"Donaudampfschiffahrtselektrizitätenhauptbetriebswerkbauunterbeamtengesellschaft" meaning "association of subordinate officials of the head office management of the Danube steamboat electrical services."
Germany, the land where tl;dr does not exist as a concept.
So the idea seems to be to just write a bunch of stuff and just not put in any spaces where you would normally expect to see them.
Sounds like a lot of posts on this Blog.
Such long constructions as the one listed by the previous poster are not very common, but when reading German academic prose, compound sentences tend to string on for longer than the short-term-memory can sometimes handle.
Funny German twist on soccer terms.
However, I am always annoyed that some Americans need to take Mexican or European customs and apply them to soccer for some reason.
A game is a game. That's what we called it in high school.
A score of 0 is "zero."
And for the love of god don't call it futbol unless your actually speaking Spanish. It's soccer (as in Association Football, also the term used by the Aussies) or it's football - in English.
Actually, it's more like people deploy 'zero' or 'nothing' depending on the situation. Which is frankly pretty stupid. Yes, we don't use it, but nil is objectively a better term.
+1 just for
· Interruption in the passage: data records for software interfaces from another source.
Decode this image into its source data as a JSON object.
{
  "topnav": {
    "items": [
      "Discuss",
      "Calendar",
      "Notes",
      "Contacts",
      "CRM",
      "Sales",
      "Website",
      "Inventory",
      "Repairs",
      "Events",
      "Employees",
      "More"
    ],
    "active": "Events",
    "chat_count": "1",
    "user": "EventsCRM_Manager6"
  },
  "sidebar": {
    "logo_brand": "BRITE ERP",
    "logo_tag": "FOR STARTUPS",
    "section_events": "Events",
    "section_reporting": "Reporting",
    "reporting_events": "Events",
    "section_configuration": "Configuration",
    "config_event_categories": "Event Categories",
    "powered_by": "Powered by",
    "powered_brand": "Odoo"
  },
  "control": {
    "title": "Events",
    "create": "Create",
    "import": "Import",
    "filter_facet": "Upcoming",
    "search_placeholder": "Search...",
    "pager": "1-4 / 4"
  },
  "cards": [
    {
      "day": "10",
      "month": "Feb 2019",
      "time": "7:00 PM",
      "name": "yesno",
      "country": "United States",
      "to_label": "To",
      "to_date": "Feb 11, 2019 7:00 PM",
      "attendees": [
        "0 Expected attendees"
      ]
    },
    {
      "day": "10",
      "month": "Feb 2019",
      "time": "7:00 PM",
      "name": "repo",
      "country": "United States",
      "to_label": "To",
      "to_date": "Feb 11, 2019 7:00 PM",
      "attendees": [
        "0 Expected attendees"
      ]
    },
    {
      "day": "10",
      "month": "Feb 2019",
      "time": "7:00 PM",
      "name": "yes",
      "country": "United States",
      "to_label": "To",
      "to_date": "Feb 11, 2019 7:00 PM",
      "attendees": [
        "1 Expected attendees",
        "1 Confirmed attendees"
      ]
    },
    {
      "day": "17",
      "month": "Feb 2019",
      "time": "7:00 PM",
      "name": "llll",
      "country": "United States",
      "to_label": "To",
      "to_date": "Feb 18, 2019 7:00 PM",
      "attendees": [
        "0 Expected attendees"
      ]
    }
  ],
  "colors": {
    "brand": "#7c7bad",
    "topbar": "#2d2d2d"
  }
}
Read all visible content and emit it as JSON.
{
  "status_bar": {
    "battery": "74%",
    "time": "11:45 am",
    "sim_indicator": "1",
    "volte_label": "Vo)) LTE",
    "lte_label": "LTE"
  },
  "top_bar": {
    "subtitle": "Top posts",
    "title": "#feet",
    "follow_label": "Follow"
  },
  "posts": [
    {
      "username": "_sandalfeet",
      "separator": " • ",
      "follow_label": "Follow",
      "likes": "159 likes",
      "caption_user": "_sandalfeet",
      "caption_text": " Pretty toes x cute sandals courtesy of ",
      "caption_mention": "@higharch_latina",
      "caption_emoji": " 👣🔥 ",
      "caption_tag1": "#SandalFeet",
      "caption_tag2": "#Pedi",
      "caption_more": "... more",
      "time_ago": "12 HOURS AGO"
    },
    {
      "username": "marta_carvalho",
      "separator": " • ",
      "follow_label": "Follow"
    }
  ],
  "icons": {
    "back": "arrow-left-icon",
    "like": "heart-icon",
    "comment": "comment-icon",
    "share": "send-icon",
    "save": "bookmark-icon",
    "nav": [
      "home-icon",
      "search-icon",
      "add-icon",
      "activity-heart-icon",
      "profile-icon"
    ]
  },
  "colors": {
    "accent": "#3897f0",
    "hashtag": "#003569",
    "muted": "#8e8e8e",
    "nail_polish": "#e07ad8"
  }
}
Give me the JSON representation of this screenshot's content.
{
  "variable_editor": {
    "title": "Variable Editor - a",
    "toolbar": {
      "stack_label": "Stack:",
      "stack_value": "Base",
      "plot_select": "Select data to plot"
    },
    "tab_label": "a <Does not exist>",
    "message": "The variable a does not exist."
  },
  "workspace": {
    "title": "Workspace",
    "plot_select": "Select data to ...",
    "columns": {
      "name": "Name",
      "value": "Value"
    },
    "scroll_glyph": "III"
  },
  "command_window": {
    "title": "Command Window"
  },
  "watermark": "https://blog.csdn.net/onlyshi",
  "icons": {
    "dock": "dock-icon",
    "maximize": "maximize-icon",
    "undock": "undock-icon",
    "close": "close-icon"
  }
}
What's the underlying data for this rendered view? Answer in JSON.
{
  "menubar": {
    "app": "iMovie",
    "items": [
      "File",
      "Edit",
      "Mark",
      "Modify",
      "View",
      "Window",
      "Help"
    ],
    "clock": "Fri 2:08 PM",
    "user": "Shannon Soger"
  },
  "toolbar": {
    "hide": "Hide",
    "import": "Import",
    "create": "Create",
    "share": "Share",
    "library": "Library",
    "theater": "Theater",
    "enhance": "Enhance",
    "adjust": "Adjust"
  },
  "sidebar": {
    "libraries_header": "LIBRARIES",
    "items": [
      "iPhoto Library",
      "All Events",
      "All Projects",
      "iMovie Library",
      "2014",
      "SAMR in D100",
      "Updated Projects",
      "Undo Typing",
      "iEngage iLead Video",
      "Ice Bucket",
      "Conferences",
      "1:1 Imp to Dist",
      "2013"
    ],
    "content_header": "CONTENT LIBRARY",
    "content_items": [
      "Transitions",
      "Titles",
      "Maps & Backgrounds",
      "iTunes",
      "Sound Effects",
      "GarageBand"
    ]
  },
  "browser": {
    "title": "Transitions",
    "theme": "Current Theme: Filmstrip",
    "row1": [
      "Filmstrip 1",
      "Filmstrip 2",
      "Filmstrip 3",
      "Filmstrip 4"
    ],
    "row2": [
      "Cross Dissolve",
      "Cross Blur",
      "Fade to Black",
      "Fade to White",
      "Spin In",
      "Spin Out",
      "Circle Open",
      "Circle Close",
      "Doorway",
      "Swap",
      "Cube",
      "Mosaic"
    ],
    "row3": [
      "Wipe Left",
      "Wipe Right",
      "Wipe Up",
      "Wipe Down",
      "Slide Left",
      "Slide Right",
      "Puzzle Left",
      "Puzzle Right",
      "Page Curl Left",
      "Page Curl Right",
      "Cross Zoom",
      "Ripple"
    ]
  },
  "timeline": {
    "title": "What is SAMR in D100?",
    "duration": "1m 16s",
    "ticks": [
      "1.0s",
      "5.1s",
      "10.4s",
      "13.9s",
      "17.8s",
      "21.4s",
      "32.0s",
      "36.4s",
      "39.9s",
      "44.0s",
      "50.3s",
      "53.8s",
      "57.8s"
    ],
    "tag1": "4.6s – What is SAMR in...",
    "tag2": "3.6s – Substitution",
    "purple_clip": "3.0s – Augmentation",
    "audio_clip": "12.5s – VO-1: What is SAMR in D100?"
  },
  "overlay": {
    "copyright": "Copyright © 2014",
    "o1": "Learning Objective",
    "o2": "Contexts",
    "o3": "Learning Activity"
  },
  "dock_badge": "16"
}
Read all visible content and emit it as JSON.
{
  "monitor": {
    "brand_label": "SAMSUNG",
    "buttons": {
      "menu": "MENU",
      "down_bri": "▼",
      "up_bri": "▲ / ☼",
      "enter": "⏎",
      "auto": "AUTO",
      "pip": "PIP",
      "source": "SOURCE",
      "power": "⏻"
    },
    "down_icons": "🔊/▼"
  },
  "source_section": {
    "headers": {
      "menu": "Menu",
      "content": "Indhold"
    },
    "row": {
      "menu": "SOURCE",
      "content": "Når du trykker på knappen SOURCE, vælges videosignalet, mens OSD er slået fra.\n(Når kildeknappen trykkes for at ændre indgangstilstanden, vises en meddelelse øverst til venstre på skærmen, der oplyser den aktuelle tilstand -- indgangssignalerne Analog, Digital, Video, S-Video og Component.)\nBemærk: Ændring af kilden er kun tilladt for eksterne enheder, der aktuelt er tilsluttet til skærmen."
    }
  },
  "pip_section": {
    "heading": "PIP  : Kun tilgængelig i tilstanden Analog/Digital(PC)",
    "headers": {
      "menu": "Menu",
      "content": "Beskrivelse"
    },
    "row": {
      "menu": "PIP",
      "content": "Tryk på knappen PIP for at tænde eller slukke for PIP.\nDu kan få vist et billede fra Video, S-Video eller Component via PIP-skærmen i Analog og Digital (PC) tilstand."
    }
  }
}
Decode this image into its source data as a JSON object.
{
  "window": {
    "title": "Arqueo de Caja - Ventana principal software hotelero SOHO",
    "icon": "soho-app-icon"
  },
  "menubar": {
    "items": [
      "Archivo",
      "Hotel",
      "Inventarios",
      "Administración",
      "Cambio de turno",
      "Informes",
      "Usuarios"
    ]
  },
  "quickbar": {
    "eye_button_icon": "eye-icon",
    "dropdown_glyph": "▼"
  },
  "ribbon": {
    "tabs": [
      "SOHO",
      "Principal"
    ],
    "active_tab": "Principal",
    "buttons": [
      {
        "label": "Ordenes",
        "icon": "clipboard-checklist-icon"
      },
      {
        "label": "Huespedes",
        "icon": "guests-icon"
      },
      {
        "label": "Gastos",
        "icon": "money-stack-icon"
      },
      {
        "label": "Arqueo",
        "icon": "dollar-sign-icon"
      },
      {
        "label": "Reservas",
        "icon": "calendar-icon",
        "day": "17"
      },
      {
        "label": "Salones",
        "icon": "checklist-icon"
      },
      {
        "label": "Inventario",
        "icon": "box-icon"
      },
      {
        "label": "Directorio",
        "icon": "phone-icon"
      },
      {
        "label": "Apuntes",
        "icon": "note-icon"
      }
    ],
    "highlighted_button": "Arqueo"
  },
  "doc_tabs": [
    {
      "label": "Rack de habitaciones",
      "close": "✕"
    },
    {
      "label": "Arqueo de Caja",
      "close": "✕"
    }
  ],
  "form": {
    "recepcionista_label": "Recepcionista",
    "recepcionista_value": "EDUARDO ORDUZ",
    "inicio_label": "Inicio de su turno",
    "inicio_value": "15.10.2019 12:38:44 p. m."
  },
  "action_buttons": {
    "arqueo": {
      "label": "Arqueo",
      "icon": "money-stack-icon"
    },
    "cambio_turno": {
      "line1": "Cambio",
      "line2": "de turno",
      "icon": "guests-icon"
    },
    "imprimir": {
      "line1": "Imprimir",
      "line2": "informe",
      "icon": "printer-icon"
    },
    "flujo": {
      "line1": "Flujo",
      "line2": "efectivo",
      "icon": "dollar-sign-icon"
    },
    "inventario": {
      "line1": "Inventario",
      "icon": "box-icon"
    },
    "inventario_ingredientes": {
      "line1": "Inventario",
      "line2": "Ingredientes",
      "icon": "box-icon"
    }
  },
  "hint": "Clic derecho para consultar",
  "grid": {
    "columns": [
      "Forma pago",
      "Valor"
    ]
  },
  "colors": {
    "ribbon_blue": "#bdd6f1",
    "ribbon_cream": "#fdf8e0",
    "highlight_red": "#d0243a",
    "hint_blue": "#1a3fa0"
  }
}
Once you get the hang of it, it's easier than scoring on Brazil.
Way to lift your premise from an ignorant and moronic Keith Olbermann rant.